News & Media

Don’t Do It Alone takes to the road

  • Terry with Luke Kneebone and Stuart Laing
  • On the road to Sea Lake
  • Shepp aerial pumper meets Terry
  • Terry in Beulah

By: Leith Hillard

Category: Health & Safety

  6.09 PM 8 August, 2016

Location: General

Views: 9780

Even riders in the Tour de France have rest days. Terry Heafield is having none of that as he rides 2500 kilometres around Victoria over three weeks. Winning for him will be helping just one person recognise they are suffering from depression and seeking help.

From Beulah and Hopetoun to Shepparton, Terry has been led into towns by fire trucks including an aerial pumper. He’s been fed lasagne, carbonara and barbecues by brigades and treated to pub dinners. Operations officers, career firefighters, volunteers and members of the public have all ridden alongside him as he spreads the word that depression is an illness and help is available if you just ask.

“That man is an inspiration,” said Hopetoun West Captain John Webster who was having his first ride as a senior following his recent birthday. He had a good conversation with Terry over 25 kilometres on Sunday and another 25 kilometres on Monday into Beulah.

“I have huge appreciation for people seeking help if they need it,” he continued. “I’ve dealt with peer support personally and through the brigade and I’ve also put other people in that direction.

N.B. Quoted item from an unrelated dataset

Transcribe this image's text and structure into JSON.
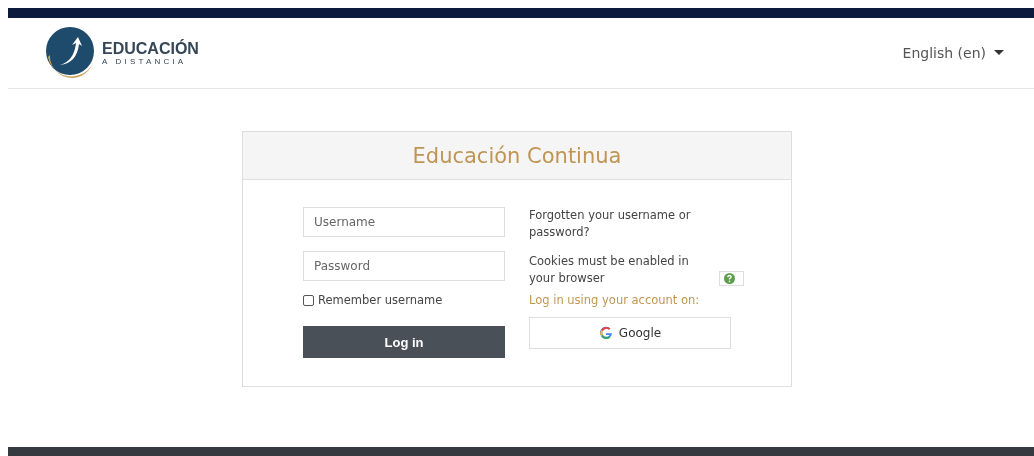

“Terry is saying don’t be afraid to press the button. It’s no shame to say that you need help. The biggest step is admitting it and the next step is getting the help you need and it’s available through CFA.”

Shepparton Station Officer Rob Puise has been just as impressed by Terry’s mission.

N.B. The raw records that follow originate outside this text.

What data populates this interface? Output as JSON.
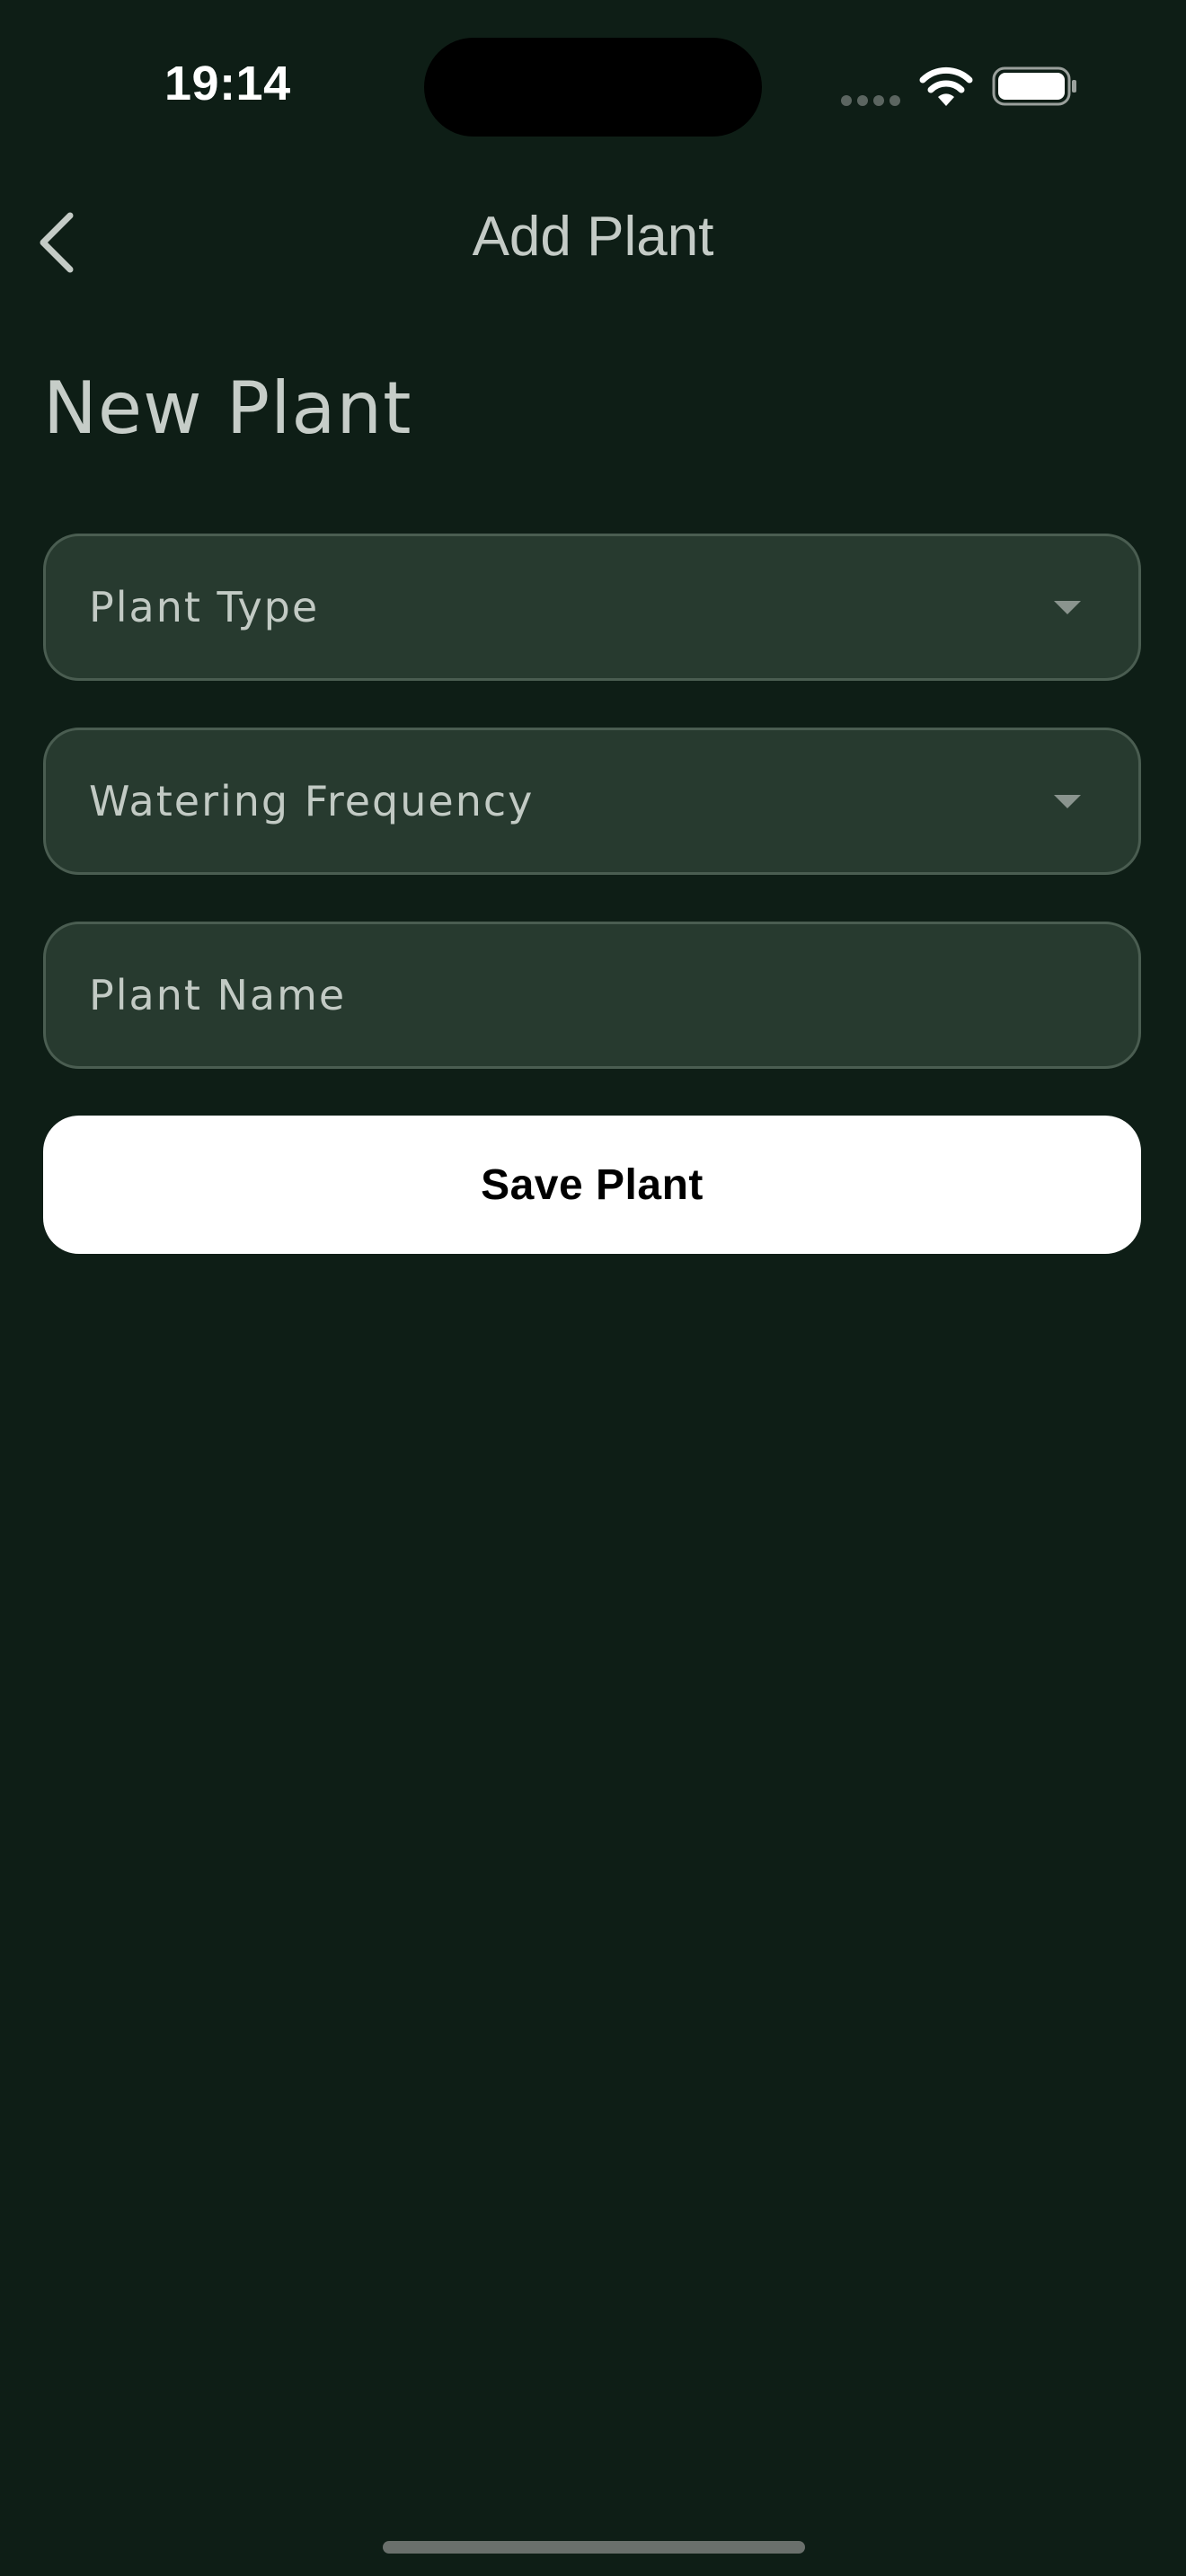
{
  "status_bar": {
    "time": "19:14",
    "icons": [
      "signal-icon",
      "wifi-icon",
      "battery-icon"
    ]
  },
  "nav": {
    "back_icon": "chevron-left-icon",
    "title": "Add Plant"
  },
  "page": {
    "heading": "New Plant"
  },
  "form": {
    "plant_type": {
      "label": "Plant Type",
      "icon": "dropdown-caret-icon"
    },
    "watering_frequency": {
      "label": "Watering Frequency",
      "icon": "dropdown-caret-icon"
    },
    "plant_name": {
      "placeholder": "Plant Name",
      "value": ""
    },
    "save_label": "Save Plant"
  },
  "colors": {
    "background": "#0e1e16",
    "field_background": "#273a2f",
    "field_border": "#4a5d51",
    "primary_button": "#ffffff",
    "primary_button_text": "#000000"
  }
}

“As men, we’re good at not showing our emotions but PTSD [post-traumatic stress disorder] hits so many of us. I feel the same way and here’s Terry raising awareness.

“About 15 to 20 of us at Shepparton were at his talk and there was some sharing of stories. Terry is from the ranks and he shares a magnificent account that’s very personal and that’s something I haven’t experienced before.

“He talked to us about the services provided to help and he’s got a real interest in getting those services more integrated into the way we operate. All the recent media attention has taken a big toll and people are looking for help.

“Before we rode with him I looked at his eyes, and it’s clear that he’s determined to follow this through. It just felt right to be riding beside him.”

Bendigo Senior Station Officer B Platoon Craig Houlahan drove the support vehicle from Charlton to Sea Lake during the first week of Terry’s ride. He also saw Terry’s determination up close.

“The guys from the Bendigo rode with him and they’re pretty fit,” he said, “but there was a point at 80 kilometres when Terry was pushing them. He’s pretty focussed.”

When Craig started in the fire service 22 years ago he saw depression around him, but it was perhaps more likely to be covered up by alcohol consumption.

“Depression was never spoken about but now we’re more aware that it’s an illness,” he continued. “It’s not something that should be hidden. There’s assistance and support out there and Terry’s ride is bringing the conversations out into the open. He’s being upfront and pro-active – that’s his message and it’s only going to be positive for career and vols alike.

“We’ve got support in place in CFA but it’s not until one of our own talks about it and tells a story we can all relate to that the story sinks in. When you’ve got that connection, you listen.

“I think this is heralding a change in the fire services. Terry’s actions will probably save more of the lives of our own people than we do pulling people out of buildings.

“He’s the champion for highlighting mental health and depression. He’s doing what all fireys do, and that is helping people, but this cause is helping us.”

If you, a colleague or a family member is struggling, CFA provides services to support all members and their families in managing their mental health.

  • Peer Support

Contact your local Peer Coordinator for more information.

  • Member Assistance Program

Call 1300 795 711 (24 hours)

  • Chaplaincy Support

Call 1800 337 068 (24 hours)

Last Updated: 08 August 2016